■ Task description:
Each entry must be output exactly as it appears.

■ Supplied data:
-=-=-=-=-

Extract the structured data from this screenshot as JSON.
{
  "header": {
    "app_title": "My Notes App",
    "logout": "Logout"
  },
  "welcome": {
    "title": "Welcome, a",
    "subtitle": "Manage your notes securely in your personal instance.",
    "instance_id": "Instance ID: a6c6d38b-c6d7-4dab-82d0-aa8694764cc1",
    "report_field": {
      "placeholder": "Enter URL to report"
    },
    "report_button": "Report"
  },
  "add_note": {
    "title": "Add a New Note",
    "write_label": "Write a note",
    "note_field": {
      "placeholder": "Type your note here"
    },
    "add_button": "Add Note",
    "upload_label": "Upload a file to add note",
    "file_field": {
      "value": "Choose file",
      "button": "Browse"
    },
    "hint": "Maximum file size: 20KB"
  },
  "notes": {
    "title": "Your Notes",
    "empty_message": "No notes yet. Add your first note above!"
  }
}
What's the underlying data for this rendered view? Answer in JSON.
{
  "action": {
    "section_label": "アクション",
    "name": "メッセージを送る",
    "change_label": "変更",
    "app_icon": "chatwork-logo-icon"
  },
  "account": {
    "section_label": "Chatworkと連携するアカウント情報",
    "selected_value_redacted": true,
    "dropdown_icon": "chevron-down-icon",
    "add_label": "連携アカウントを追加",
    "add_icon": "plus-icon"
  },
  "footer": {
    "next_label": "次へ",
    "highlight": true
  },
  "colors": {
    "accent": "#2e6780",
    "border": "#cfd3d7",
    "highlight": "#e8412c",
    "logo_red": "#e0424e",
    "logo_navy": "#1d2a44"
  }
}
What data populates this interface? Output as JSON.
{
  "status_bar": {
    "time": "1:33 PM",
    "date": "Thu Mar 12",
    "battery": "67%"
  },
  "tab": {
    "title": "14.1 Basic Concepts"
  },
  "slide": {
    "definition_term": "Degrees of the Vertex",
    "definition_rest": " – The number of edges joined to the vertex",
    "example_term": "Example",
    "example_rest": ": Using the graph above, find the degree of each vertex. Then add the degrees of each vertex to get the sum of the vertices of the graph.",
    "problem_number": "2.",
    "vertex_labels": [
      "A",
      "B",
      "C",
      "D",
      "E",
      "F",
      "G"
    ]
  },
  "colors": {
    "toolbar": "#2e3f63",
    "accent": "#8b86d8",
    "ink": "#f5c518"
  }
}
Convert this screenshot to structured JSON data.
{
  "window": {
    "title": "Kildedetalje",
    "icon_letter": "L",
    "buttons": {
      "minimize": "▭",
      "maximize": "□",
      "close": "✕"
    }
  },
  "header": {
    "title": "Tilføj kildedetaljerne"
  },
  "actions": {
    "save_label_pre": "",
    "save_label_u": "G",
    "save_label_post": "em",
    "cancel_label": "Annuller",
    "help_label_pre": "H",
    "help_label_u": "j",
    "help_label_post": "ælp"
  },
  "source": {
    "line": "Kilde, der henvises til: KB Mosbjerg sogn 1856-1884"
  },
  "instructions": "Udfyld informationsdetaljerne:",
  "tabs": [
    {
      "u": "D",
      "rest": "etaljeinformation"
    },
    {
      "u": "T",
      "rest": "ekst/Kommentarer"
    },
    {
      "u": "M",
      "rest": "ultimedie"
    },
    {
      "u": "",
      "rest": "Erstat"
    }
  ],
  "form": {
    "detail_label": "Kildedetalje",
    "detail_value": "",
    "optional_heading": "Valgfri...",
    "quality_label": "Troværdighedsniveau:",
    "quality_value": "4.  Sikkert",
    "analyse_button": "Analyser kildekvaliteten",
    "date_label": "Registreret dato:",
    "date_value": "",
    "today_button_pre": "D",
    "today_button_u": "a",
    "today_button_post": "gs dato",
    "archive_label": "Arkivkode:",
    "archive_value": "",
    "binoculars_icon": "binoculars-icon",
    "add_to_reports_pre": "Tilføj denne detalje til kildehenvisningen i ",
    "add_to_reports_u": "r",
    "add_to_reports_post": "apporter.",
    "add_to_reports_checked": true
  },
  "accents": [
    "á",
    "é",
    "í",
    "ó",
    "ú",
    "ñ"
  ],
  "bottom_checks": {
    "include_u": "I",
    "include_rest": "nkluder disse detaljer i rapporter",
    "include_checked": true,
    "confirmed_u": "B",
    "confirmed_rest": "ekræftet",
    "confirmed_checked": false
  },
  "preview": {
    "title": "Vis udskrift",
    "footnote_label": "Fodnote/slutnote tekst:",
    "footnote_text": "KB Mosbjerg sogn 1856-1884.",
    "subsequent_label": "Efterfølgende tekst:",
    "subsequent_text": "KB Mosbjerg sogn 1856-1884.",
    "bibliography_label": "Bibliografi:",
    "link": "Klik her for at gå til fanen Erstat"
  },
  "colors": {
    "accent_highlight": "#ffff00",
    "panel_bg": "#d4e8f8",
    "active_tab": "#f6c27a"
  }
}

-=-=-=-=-

■ The answer:
Extract the structured data from this screenshot as JSON.
{
  "header": {
    "app_title": "My Notes App",
    "logout": "Logout"
  },
  "welcome": {
    "title": "Welcome, a",
    "subtitle": "Manage your notes securely in your personal instance.",
    "instance_id": "Instance ID: a6c6d38b-c6d7-4dab-82d0-aa8694764cc1",
    "report_field": {
      "placeholder": "Enter URL to report"
    },
    "report_button": "Report"
  },
  "add_note": {
    "title": "Add a New Note",
    "write_label": "Write a note",
    "note_field": {
      "placeholder": "Type your note here"
    },
    "add_button": "Add Note",
    "upload_label": "Upload a file to add note",
    "file_field": {
      "value": "Choose file",
      "button": "Browse"
    },
    "hint": "Maximum file size: 20KB"
  },
  "notes": {
    "title": "Your Notes",
    "empty_message": "No notes yet. Add your first note above!"
  }
}
What's the underlying data for this rendered view? Answer in JSON.
{
  "action": {
    "section_label": "アクション",
    "name": "メッセージを送る",
    "change_label": "変更",
    "app_icon": "chatwork-logo-icon"
  },
  "account": {
    "section_label": "Chatworkと連携するアカウント情報",
    "selected_value_redacted": true,
    "dropdown_icon": "chevron-down-icon",
    "add_label": "連携アカウントを追加",
    "add_icon": "plus-icon"
  },
  "footer": {
    "next_label": "次へ",
    "highlight": true
  },
  "colors": {
    "accent": "#2e6780",
    "border": "#cfd3d7",
    "highlight": "#e8412c",
    "logo_red": "#e0424e",
    "logo_navy": "#1d2a44"
  }
}
What data populates this interface? Output as JSON.
{
  "status_bar": {
    "time": "1:33 PM",
    "date": "Thu Mar 12",
    "battery": "67%"
  },
  "tab": {
    "title": "14.1 Basic Concepts"
  },
  "slide": {
    "definition_term": "Degrees of the Vertex",
    "definition_rest": " – The number of edges joined to the vertex",
    "example_term": "Example",
    "example_rest": ": Using the graph above, find the degree of each vertex. Then add the degrees of each vertex to get the sum of the vertices of the graph.",
    "problem_number": "2.",
    "vertex_labels": [
      "A",
      "B",
      "C",
      "D",
      "E",
      "F",
      "G"
    ]
  },
  "colors": {
    "toolbar": "#2e3f63",
    "accent": "#8b86d8",
    "ink": "#f5c518"
  }
}
Convert this screenshot to structured JSON data.
{
  "window": {
    "title": "Kildedetalje",
    "icon_letter": "L",
    "buttons": {
      "minimize": "▭",
      "maximize": "□",
      "close": "✕"
    }
  },
  "header": {
    "title": "Tilføj kildedetaljerne"
  },
  "actions": {
    "save_label_pre": "",
    "save_label_u": "G",
    "save_label_post": "em",
    "cancel_label": "Annuller",
    "help_label_pre": "H",
    "help_label_u": "j",
    "help_label_post": "ælp"
  },
  "source": {
    "line": "Kilde, der henvises til: KB Mosbjerg sogn 1856-1884"
  },
  "instructions": "Udfyld informationsdetaljerne:",
  "tabs": [
    {
      "u": "D",
      "rest": "etaljeinformation"
    },
    {
      "u": "T",
      "rest": "ekst/Kommentarer"
    },
    {
      "u": "M",
      "rest": "ultimedie"
    },
    {
      "u": "",
      "rest": "Erstat"
    }
  ],
  "form": {
    "detail_label": "Kildedetalje",
    "detail_value": "",
    "optional_heading": "Valgfri...",
    "quality_label": "Troværdighedsniveau:",
    "quality_value": "4.  Sikkert",
    "analyse_button": "Analyser kildekvaliteten",
    "date_label": "Registreret dato:",
    "date_value": "",
    "today_button_pre": "D",
    "today_button_u": "a",
    "today_button_post": "gs dato",
    "archive_label": "Arkivkode:",
    "archive_value": "",
    "binoculars_icon": "binoculars-icon",
    "add_to_reports_pre": "Tilføj denne detalje til kildehenvisningen i ",
    "add_to_reports_u": "r",
    "add_to_reports_post": "apporter.",
    "add_to_reports_checked": true
  },
  "accents": [
    "á",
    "é",
    "í",
    "ó",
    "ú",
    "ñ"
  ],
  "bottom_checks": {
    "include_u": "I",
    "include_rest": "nkluder disse detaljer i rapporter",
    "include_checked": true,
    "confirmed_u": "B",
    "confirmed_rest": "ekræftet",
    "confirmed_checked": false
  },
  "preview": {
    "title": "Vis udskrift",
    "footnote_label": "Fodnote/slutnote tekst:",
    "footnote_text": "KB Mosbjerg sogn 1856-1884.",
    "subsequent_label": "Efterfølgende tekst:",
    "subsequent_text": "KB Mosbjerg sogn 1856-1884.",
    "bibliography_label": "Bibliografi:",
    "link": "Klik her for at gå til fanen Erstat"
  },
  "colors": {
    "accent_highlight": "#ffff00",
    "panel_bg": "#d4e8f8",
    "active_tab": "#f6c27a"
  }
}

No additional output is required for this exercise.